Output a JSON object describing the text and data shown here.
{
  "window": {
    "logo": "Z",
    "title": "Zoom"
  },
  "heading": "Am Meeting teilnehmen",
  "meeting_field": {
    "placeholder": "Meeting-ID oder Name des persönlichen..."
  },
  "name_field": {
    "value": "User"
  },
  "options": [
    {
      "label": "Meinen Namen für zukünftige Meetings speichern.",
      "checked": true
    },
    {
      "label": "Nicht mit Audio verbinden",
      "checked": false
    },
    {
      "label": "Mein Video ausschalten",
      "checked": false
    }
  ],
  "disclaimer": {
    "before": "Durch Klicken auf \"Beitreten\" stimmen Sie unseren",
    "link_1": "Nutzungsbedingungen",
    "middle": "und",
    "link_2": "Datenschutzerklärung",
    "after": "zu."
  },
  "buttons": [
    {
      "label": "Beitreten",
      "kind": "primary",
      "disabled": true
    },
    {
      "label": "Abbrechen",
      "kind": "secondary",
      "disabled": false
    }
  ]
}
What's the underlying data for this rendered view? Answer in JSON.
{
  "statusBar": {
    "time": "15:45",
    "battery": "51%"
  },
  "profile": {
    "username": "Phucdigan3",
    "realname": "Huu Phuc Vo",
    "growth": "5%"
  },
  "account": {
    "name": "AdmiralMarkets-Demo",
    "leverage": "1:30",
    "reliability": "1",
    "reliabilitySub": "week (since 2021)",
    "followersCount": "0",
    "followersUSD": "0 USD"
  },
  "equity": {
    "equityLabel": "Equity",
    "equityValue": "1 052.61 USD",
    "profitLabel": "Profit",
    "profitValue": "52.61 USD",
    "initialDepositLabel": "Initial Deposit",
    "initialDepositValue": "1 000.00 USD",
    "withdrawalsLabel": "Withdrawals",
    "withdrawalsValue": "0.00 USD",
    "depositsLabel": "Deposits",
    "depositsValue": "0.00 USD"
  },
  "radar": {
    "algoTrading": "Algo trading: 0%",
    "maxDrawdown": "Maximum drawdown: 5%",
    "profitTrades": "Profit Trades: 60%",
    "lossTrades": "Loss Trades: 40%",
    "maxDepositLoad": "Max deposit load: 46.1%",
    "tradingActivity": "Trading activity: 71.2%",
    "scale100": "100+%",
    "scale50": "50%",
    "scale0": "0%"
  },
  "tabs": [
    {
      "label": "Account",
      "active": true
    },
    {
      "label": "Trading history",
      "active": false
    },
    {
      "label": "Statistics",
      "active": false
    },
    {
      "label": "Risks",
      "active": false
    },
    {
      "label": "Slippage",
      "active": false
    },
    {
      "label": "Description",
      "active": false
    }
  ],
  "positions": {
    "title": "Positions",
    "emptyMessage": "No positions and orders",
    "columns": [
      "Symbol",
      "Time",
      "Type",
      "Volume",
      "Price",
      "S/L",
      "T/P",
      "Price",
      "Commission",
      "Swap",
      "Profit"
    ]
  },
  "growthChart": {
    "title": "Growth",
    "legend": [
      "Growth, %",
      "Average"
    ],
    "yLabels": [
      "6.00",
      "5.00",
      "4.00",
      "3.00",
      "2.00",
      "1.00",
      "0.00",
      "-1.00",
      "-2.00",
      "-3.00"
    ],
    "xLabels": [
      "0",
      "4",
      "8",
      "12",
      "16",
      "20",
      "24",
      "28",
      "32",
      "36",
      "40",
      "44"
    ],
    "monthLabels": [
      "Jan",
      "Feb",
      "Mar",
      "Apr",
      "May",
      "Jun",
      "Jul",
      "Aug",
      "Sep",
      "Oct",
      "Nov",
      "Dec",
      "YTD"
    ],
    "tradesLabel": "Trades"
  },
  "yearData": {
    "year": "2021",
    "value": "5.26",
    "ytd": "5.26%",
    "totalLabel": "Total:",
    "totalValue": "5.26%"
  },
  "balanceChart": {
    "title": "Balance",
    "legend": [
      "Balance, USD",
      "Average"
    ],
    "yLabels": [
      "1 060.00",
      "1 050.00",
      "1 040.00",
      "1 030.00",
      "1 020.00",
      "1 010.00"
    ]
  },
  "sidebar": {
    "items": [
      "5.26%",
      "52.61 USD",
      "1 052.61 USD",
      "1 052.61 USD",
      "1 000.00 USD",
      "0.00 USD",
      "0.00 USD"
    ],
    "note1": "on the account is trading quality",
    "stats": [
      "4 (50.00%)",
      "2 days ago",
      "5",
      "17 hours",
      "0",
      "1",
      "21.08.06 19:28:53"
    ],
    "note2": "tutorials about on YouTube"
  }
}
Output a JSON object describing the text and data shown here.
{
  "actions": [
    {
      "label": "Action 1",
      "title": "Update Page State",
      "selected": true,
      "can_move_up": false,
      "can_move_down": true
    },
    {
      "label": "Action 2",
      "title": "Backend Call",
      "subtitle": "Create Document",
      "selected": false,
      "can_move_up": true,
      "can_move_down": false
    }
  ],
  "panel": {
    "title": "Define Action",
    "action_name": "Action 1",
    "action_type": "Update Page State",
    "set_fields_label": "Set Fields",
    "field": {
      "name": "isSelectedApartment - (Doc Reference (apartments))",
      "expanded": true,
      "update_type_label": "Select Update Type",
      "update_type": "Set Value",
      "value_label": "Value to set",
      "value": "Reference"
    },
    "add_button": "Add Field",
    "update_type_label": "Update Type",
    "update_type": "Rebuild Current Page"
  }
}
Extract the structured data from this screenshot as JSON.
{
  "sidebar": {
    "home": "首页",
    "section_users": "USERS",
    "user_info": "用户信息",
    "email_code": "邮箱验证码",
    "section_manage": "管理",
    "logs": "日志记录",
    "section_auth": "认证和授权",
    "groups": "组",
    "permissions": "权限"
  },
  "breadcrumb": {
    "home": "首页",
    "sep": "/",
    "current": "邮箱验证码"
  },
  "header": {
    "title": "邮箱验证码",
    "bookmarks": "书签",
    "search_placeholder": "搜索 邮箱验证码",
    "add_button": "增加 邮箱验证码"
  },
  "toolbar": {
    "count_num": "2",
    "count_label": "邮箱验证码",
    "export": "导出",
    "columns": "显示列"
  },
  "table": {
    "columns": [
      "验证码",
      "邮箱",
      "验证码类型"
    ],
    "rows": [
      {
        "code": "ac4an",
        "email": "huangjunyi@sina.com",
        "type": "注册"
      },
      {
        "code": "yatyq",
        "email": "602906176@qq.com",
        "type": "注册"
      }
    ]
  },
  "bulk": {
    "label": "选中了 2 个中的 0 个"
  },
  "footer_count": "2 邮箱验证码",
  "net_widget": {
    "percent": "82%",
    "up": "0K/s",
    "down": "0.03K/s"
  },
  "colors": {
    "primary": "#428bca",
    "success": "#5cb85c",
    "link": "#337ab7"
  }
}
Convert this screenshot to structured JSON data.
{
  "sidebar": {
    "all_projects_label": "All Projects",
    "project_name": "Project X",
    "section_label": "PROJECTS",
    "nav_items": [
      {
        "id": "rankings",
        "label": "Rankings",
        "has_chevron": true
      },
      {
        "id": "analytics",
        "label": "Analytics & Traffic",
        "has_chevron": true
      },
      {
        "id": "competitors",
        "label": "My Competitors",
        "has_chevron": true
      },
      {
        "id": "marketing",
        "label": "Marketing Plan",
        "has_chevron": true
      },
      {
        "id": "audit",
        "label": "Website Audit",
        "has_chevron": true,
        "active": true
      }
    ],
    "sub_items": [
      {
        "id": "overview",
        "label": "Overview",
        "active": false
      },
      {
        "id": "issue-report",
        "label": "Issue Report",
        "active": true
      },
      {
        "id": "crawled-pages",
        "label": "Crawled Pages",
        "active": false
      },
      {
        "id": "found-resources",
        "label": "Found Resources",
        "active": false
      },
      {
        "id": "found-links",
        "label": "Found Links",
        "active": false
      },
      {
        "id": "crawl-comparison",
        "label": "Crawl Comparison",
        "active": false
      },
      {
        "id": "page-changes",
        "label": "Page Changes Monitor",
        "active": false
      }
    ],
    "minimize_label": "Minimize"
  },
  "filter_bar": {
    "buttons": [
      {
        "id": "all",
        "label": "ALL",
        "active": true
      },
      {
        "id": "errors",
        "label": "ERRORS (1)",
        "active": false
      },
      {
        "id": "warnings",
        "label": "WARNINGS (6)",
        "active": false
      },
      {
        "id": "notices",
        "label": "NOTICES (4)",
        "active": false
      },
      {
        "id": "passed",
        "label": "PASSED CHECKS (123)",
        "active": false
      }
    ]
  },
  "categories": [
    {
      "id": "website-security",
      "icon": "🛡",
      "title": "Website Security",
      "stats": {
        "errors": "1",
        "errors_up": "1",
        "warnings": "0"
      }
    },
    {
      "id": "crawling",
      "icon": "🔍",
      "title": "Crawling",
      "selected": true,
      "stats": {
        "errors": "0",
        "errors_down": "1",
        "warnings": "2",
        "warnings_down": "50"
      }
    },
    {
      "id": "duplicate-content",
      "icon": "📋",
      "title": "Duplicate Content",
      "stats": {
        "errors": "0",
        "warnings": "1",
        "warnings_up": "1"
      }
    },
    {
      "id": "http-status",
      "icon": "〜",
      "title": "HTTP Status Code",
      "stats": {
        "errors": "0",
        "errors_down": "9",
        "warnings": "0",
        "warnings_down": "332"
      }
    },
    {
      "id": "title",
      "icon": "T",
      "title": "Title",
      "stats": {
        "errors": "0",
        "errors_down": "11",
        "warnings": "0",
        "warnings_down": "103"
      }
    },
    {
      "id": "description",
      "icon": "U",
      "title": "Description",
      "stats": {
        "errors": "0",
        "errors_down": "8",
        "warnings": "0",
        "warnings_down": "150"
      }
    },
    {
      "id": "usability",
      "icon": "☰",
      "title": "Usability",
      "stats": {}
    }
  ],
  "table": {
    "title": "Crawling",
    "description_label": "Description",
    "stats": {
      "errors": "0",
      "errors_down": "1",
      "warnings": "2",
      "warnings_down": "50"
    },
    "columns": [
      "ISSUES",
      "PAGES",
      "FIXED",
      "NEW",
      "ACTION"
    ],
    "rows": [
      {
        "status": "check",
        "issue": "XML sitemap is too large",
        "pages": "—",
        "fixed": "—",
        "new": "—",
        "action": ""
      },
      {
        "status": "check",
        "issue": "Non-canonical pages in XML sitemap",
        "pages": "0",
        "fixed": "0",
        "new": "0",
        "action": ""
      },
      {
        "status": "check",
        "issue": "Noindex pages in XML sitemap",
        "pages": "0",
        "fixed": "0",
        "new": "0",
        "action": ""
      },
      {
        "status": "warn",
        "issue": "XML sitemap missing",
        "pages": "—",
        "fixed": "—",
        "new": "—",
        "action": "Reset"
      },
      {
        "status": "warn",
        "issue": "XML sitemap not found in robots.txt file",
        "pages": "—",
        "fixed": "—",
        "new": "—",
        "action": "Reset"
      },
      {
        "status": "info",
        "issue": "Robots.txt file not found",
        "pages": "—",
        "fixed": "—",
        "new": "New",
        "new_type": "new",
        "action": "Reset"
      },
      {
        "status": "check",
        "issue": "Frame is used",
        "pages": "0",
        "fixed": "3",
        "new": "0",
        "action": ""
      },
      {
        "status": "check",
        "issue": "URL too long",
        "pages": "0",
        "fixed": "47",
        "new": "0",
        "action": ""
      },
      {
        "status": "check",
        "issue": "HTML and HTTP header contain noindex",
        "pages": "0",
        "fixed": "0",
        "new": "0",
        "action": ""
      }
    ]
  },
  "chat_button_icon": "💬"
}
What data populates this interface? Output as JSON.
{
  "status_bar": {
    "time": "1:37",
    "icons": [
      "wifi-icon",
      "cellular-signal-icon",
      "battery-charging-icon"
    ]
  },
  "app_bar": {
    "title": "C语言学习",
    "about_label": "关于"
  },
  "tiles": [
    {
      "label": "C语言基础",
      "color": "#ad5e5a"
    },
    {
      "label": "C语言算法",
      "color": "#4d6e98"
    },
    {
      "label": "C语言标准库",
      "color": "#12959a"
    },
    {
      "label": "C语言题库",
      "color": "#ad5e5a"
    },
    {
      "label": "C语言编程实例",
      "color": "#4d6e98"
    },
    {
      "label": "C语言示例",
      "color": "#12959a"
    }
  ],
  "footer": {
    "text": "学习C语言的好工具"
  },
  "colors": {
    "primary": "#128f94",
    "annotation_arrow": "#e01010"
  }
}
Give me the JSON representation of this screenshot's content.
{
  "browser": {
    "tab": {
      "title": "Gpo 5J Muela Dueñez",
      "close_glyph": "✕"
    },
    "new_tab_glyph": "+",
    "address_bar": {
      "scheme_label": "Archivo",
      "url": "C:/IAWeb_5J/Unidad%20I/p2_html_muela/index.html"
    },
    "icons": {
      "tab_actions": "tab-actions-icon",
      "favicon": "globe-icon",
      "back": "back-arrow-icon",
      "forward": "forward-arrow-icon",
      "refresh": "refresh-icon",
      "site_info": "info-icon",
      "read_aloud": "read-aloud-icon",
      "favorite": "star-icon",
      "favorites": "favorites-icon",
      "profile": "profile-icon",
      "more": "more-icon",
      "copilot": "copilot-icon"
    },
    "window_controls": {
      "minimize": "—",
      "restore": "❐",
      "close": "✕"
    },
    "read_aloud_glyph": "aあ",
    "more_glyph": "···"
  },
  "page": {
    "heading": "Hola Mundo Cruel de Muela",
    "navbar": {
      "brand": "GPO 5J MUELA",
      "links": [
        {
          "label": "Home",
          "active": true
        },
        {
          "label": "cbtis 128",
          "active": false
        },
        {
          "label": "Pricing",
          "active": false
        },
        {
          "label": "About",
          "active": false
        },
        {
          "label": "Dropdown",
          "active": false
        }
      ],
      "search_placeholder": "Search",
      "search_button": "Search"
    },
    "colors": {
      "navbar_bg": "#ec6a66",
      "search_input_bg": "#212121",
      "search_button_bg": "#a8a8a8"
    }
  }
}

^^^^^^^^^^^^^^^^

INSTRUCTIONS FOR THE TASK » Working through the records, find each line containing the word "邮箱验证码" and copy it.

TASK RESULT »
    "email_code": "邮箱验证码",
    "current": "邮箱验证码"
    "title": "邮箱验证码",
    "search_placeholder": "搜索 邮箱验证码",
    "add_button": "增加 邮箱验证码"
    "count_label": "邮箱验证码",
  "footer_count": "2 邮箱验证码",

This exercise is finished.